What can patients and families do if they think their relative may have dementia?

The best thing you can do is to recommend that your relative take advantage of Medicare’s free annual wellness exams for seniors. You can just bring it up as part of regular conversation, without even mentioning the concerns about memory. People just need to contact their regular primary care doctor to set this up. The exam is required to include some sort of brief cognitive evaluation.  Continue reading

Dementia and the Benefits of Nature: Gardening

Woman_GardeningThe American naturalist and nature essayist John Burroughs may have said it best: “I go to nature to be soothed and healed, and to have my senses put in order.”

Whether you love the beauty of the fall leaves, waking up to a fresh snowfall, the smell of new growth in the spring, or feeling the warmth of the summer sun, it is likely that a particular aspect of nature speaks to you and awakens positive thoughts or emotions. I find it calming and relaxing to walk through the woods and spend time canoeing in my pond while watching the turtles sunbathing on the logs. As I age, I hope that I can continue to practice these same activities when I’m in need of calm and relaxation.

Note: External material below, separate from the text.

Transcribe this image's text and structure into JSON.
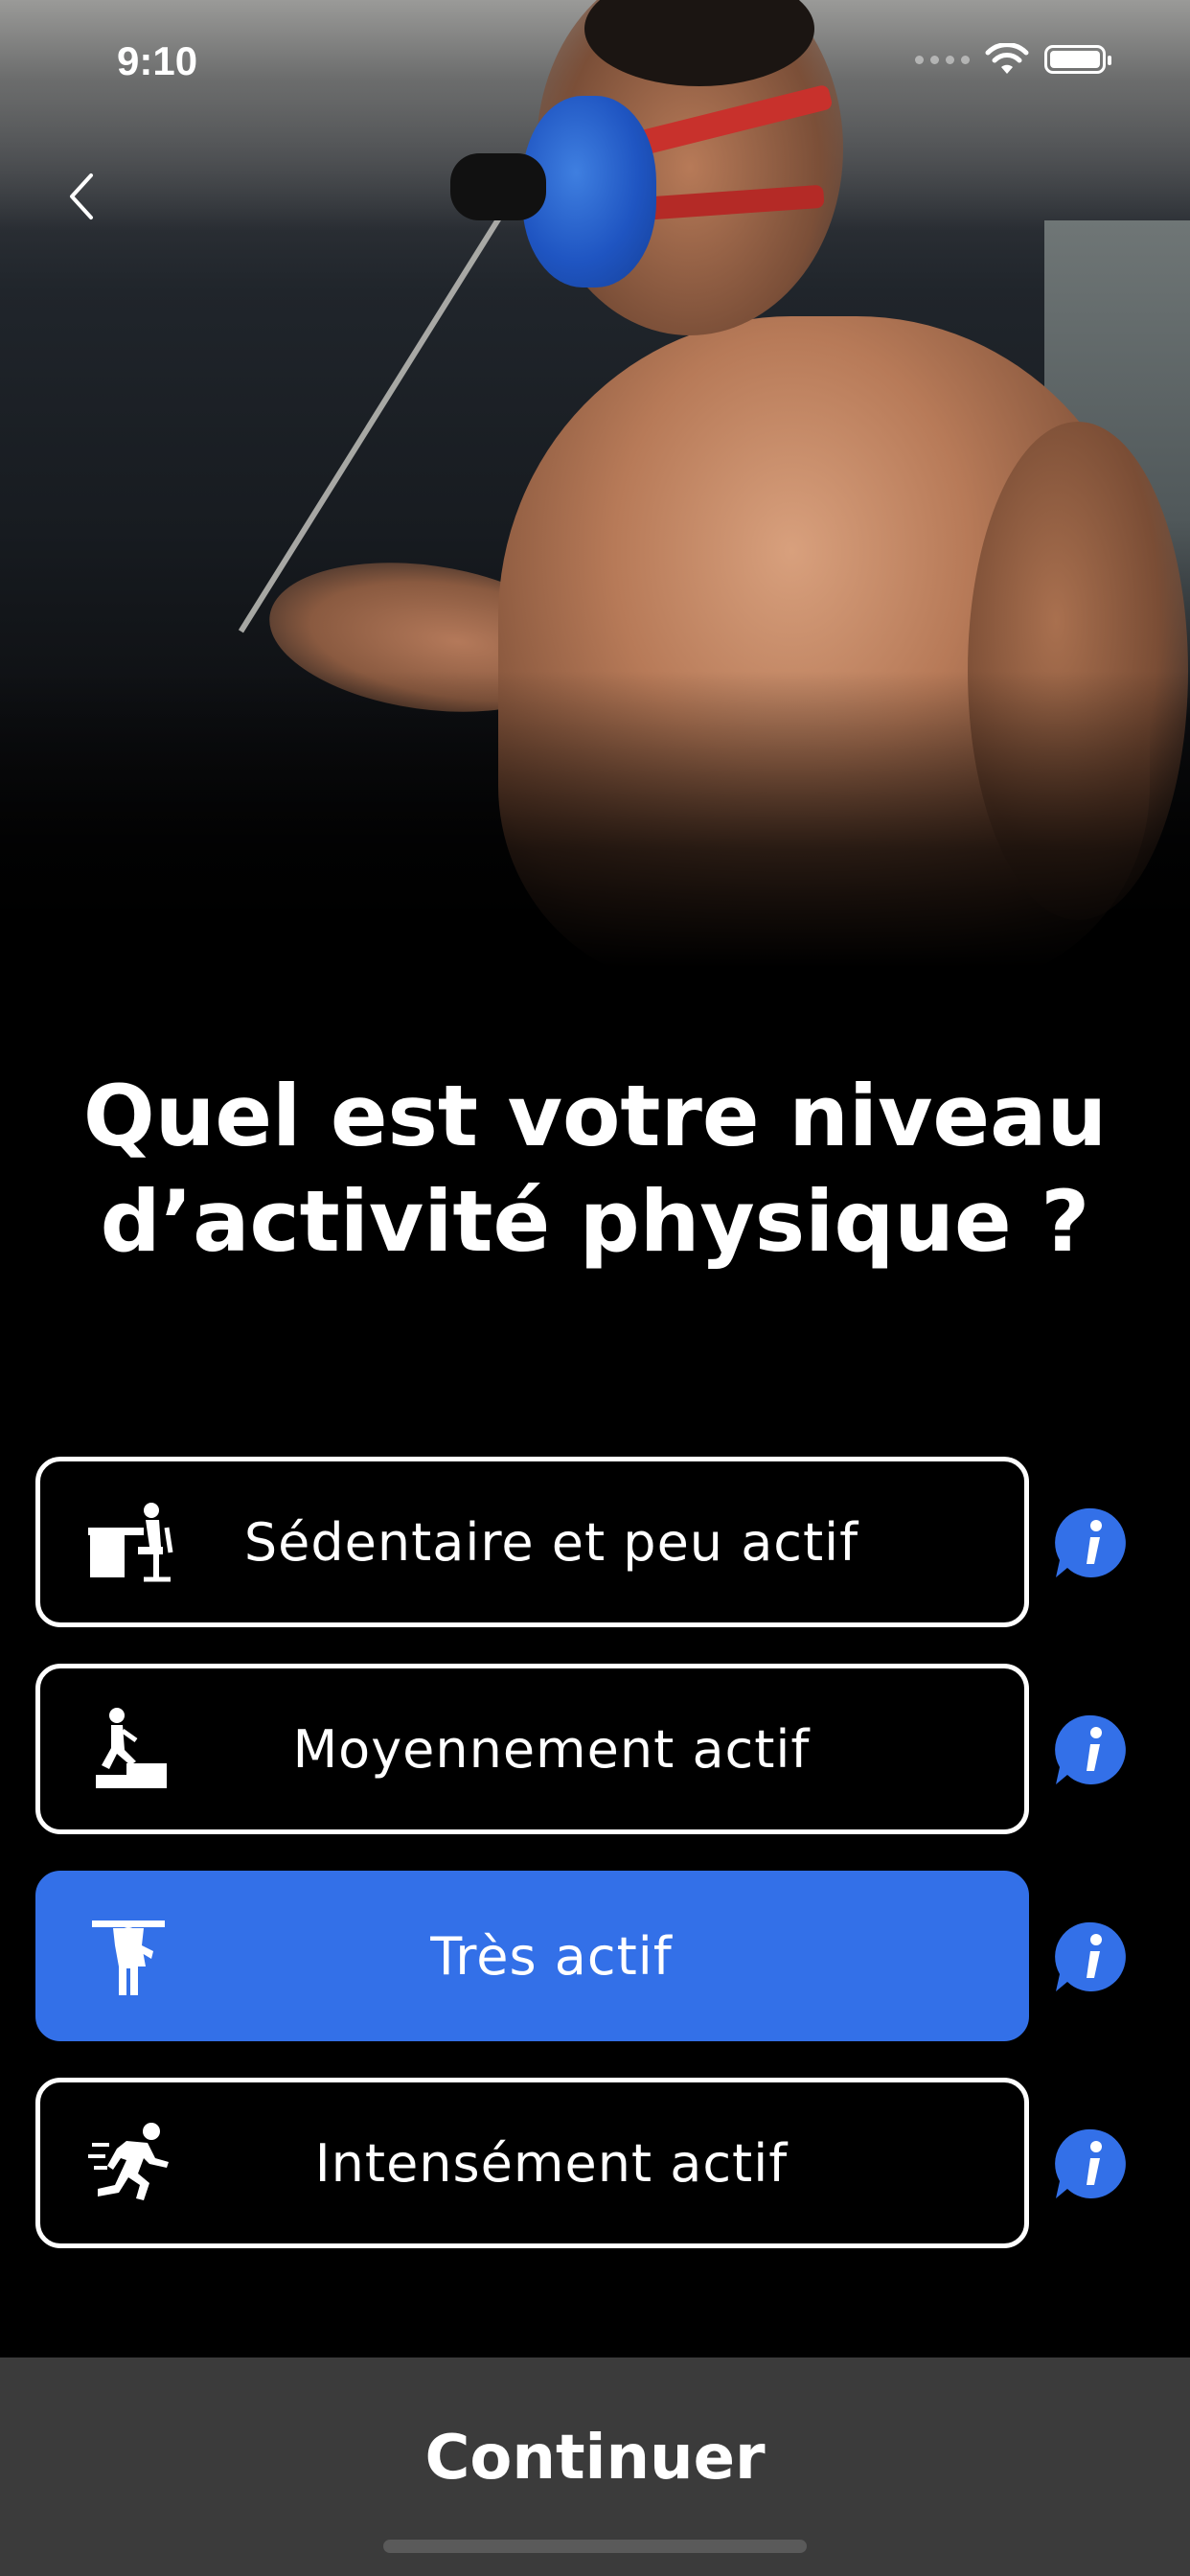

Unfortunately, individuals living with Alzheimer’s disease are all too often kept indoors throughout the day. While this might seem like the safest, best option, research shows that access to the outdoors and physical activity can be extremely beneficial for adults living with memory loss. Now, gardening and outdoor therapies are becoming more popular across the globe.  Continue reading

Caring for Someone With Dementia—And Caring For Yourself

Caregiver and patient_FullAre you taking care of a loved one with memory loss? If so, are you taking care of you? Learning to care for yourself is one of the greatest challenges in caregiving. Here are a few statistics that speak to the importance and difficulty of caring for you, the caregiver:

So what do you do? Feelings of guilt, shame and worry may be familiar to the burned-out caregiver, but they are not healthy or successful motivators for positive change and self-care. Mindfulness offers a kinder, more effective path.  Continue reading